When the contract is up, Coleman hopes to rebuild the motel, “restoring it to its former glory.” But she has no intention of leaving the community where she has helped house families experiencing homelessness. She plans to add a 5%-8% fee onto each room price, which will direct back to JeffCo to “further their mission to build a shelter that has a direct impact on the community,” she said.
And another participant, Arctaris Impact Investors, is working with The Colorado Health Foundation and the Finance Authority of Maine to use Opportunity Zone capital to deliver affordable broadband access to underserved communities in Maine and Colorado.
About 85,000 rural households in Colorado have slow to no access to broadband and limited access to adequate health care facilities and services. The project funding in both states will include an estimated $60 million of equity investment from the Arctaris Opportunity Zone Fund plus guarantee agreements, which provide a principal-protection cushion equal to 20% of each investment, from The Colorado Health Foundation and the Finance Authority of Maine.

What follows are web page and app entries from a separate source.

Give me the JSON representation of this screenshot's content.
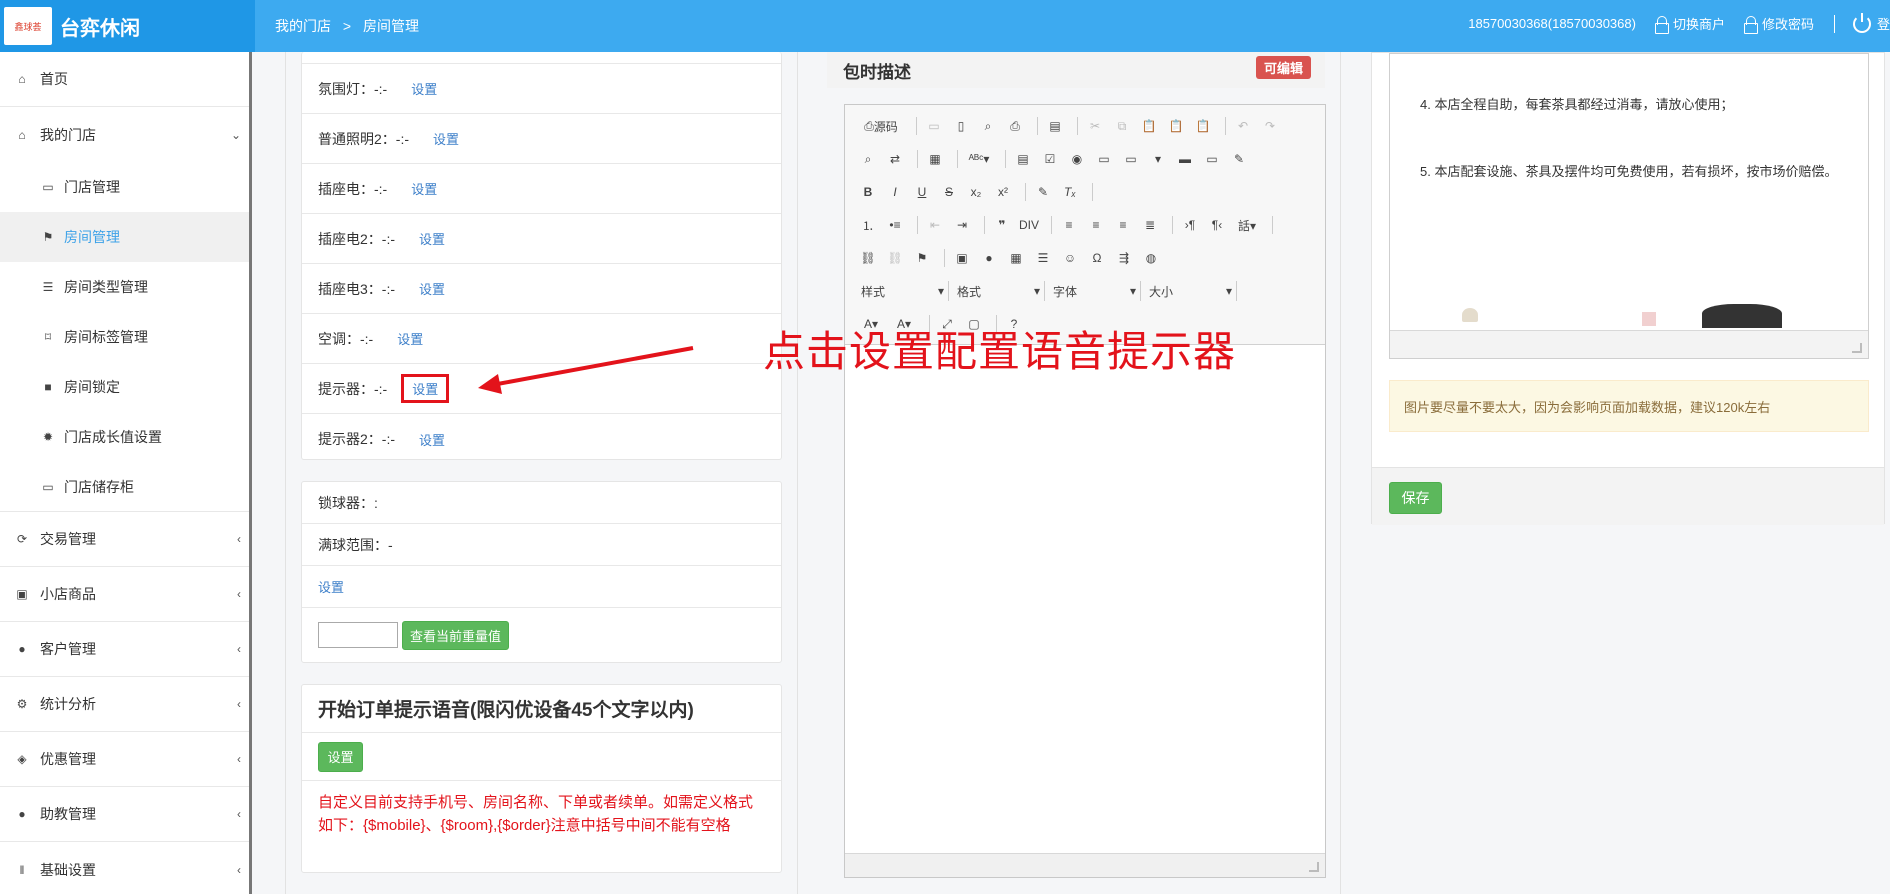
{
  "brand": {
    "logo_text": "鑫球荟",
    "name": "台弈休闲"
  },
  "breadcrumb": {
    "parent": "我的门店",
    "separator": ">",
    "current": "房间管理"
  },
  "topbar": {
    "user": "18570030368(18570030368)",
    "switch_merchant": "切换商户",
    "change_password": "修改密码",
    "logout": "登"
  },
  "sidebar": {
    "home": "首页",
    "my_store": "我的门店",
    "sub_items": [
      "门店管理",
      "房间管理",
      "房间类型管理",
      "房间标签管理",
      "房间锁定",
      "门店成长值设置",
      "门店储存柜"
    ],
    "groups": [
      "交易管理",
      "小店商品",
      "客户管理",
      "统计分析",
      "优惠管理",
      "助教管理",
      "基础设置"
    ]
  },
  "devices": {
    "rows": [
      {
        "label": "氛围灯：-:-",
        "action": "设置"
      },
      {
        "label": "普通照明2：-:-",
        "action": "设置"
      },
      {
        "label": "插座电：-:-",
        "action": "设置"
      },
      {
        "label": "插座电2：-:-",
        "action": "设置"
      },
      {
        "label": "插座电3：-:-",
        "action": "设置"
      },
      {
        "label": "空调：-:-",
        "action": "设置"
      },
      {
        "label": "提示器：-:-",
        "action": "设置"
      },
      {
        "label": "提示器2：-:-",
        "action": "设置"
      }
    ]
  },
  "ball_lock": {
    "lock_label": "锁球器：:",
    "range_label": "满球范围：-",
    "set_link": "设置",
    "weight_input": "",
    "check_button": "查看当前重量值"
  },
  "order_voice": {
    "title": "开始订单提示语音(限闪优设备45个文字以内)",
    "set_button": "设置",
    "hint": "自定义目前支持手机号、房间名称、下单或者续单。如需定义格式如下：{$mobile}、{$room},{$order}注意中括号中间不能有空格"
  },
  "editor": {
    "title": "包时描述",
    "badge": "可编辑",
    "source_label": "源码",
    "combos": [
      "样式",
      "格式",
      "字体",
      "大小"
    ]
  },
  "preview": {
    "line4": "4. 本店全程自助，每套茶具都经过消毒，请放心使用；",
    "line5": "5. 本店配套设施、茶具及摆件均可免费使用，若有损坏，按市场价赔偿。"
  },
  "warning": "图片要尽量不要太大，因为会影响页面加载数据，建议120k左右",
  "save_button": "保存",
  "annotation": "点击设置配置语音提示器",
  "colors": {
    "topbar": "#3daaf0",
    "accent": "#3d7fc9",
    "success": "#5cb85c",
    "danger": "#e3131b"
  }
}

“With the new housing and this broadband project, OZs are helping to take a little work off the state,” Tiebout, of OEDIT, said. “The broader goal was a program that would have some sort of social impact. The most straightforward projects are creating more affordable housing in these areas where there’s such a crunch. But we definitely didn’t anticipate the hundreds of miles of broadband infrastructure or the number of people who would want to help.”